The Magic also traded for Serge Ibaka earlier in the offseason, so their front court is now made up of Biyombo, Ibaka, Nikola Vucevic and recently signed Jeff Green. There's also top draft pick Aaron Gordon, who plays better at power forward, but he might have to shift down to small forward simply out of necessity to get minutes. One solution would be to trade Vucevic, which the Magic reportedly might do.
Biyombo didn't have many suitors in his first round of free agency. He settled for a two-year, $5.75 million contract up north that included a player option for 2016-17. His breakout performance in the playoffs made it an easy decision to tear up the second year of that pact. He put together a monster 26-rebound, four block game in a 99-84 win over Cleveland, was an unexpected catalyst behind Toronto's run to the Eastern Conference Finals, and averaged 6.2 points, 9.4 rebounds, and 1.4 blocks in the postseason.
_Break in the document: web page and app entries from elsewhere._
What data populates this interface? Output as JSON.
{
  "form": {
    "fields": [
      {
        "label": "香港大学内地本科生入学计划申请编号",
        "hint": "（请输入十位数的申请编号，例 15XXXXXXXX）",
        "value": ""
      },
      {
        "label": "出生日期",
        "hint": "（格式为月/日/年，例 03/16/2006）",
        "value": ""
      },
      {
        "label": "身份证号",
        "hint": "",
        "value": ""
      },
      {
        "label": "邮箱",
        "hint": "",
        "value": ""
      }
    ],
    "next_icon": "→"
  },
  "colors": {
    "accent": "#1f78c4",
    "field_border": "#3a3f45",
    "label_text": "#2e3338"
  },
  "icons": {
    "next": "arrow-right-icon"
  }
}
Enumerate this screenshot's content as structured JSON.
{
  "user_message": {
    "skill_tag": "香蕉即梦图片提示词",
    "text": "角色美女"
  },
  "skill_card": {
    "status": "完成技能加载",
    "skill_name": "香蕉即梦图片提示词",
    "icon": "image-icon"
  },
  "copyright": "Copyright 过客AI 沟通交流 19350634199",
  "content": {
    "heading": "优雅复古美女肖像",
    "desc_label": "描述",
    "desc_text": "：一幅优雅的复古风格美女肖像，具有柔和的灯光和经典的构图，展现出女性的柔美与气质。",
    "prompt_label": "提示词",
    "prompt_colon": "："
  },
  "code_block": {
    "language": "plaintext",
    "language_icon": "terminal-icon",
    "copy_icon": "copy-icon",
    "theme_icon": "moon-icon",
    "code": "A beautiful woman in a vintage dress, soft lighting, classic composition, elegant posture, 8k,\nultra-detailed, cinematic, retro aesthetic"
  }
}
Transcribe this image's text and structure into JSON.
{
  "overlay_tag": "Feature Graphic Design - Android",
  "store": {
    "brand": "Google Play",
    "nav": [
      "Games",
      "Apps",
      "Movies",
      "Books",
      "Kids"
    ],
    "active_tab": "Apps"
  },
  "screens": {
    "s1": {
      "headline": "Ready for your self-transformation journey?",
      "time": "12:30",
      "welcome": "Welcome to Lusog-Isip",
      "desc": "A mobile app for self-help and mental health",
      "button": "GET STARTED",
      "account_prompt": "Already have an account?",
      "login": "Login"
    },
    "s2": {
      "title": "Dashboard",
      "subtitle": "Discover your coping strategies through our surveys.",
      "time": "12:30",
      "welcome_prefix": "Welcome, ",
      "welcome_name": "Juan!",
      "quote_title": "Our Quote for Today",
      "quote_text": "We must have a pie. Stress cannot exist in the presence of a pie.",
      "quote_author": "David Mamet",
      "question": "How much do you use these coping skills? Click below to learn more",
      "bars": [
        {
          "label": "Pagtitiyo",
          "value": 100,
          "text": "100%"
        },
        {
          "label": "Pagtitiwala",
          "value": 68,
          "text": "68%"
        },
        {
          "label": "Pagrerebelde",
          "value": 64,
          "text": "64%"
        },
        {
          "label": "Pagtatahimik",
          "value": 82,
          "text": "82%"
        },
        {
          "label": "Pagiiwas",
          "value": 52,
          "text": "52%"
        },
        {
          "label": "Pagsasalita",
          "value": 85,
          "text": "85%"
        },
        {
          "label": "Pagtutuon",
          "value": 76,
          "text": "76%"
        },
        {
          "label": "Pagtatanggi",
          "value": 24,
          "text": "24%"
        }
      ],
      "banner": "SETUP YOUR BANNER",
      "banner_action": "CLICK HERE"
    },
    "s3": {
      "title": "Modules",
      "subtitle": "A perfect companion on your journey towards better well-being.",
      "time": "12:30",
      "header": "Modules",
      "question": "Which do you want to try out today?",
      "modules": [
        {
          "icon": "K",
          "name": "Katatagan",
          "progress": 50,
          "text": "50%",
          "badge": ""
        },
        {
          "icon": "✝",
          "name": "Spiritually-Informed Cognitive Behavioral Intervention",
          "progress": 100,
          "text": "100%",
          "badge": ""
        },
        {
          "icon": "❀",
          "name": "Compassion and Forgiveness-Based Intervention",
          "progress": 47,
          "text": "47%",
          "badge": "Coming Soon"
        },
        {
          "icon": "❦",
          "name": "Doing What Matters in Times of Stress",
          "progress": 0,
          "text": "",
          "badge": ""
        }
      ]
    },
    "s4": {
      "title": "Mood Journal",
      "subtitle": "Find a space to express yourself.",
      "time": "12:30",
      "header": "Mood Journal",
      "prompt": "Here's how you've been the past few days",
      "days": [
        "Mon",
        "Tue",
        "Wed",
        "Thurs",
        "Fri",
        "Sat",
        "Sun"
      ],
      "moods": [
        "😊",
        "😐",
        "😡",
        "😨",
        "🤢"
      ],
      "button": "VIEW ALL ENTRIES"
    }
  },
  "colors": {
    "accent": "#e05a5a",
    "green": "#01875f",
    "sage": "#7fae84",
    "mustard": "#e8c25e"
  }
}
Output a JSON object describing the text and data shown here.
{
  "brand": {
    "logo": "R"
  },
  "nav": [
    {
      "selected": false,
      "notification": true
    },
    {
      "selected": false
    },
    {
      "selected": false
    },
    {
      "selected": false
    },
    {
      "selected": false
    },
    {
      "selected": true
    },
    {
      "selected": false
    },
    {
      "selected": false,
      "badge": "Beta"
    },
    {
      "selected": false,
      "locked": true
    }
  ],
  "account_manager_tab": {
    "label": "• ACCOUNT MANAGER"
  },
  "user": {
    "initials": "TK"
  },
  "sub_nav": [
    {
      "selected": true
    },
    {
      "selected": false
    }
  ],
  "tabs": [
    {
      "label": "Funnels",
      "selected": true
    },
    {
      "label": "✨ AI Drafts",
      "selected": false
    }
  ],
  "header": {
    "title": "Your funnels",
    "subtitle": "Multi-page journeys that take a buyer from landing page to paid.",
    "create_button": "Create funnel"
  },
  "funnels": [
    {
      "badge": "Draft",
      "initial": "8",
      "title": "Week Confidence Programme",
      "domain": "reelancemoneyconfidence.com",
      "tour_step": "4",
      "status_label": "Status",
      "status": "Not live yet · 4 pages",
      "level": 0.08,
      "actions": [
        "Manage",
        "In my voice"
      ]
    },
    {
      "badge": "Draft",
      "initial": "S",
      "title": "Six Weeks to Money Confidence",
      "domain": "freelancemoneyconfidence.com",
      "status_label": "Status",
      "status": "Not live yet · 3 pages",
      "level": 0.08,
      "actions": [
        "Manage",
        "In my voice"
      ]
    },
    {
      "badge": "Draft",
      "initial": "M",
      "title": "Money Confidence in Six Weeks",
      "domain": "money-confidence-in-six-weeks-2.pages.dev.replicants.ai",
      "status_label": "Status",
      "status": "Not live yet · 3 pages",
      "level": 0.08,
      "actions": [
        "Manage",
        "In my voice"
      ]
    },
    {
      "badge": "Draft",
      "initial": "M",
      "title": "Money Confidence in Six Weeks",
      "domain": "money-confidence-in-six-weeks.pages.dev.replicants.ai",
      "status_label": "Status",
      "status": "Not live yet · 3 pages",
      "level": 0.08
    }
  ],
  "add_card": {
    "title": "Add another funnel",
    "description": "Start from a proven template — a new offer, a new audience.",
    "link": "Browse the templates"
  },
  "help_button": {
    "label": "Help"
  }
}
Those first two numbers would count as career highs over a full season.
The Congolese big man's offensive game is nearly non-existent away from the rim, but he's a harried rebounder who extends possessions with his play in the paint.
Biyombo came into the league as a draft day favorite of Charlotte Bobcats (as they were then called) chairman Michael Jordan, who acquired the center in a draft night trade in 2012 and then started him in 41 games as a rookie the following season. However, the inexperienced Biyombo struggled to adjust to his new surroundings. Turnovers and foul problems plagued him through his first four seasons, and Jordan failed to even tender him a qualifying offer when his contract expired last season.
That led him to Toronto, where the Raptors found a way to highlight his defensive play while minimizing the damage he could do on the offensive end. Still, in five seasons in the NBA, Biyombo has never had an offensive plus/minus score better than -2.4. While he's improving near the basket -- his .586 true shooting percentage this past season was the second-highest of his career -- Frank Vogel will have to plan around him when it comes to setting up in the half court.
At just 23 years old, there's still plenty of room for the defensive-minded center to grow into a reasonable two-way threat and become the kind of player Jordan envisioned he could be. One year ago, Biyombo was staring down a reasonable chance of playing his next season overseas. After carving up the Cavaliers, he's got all the security he could ever need now in Orlando.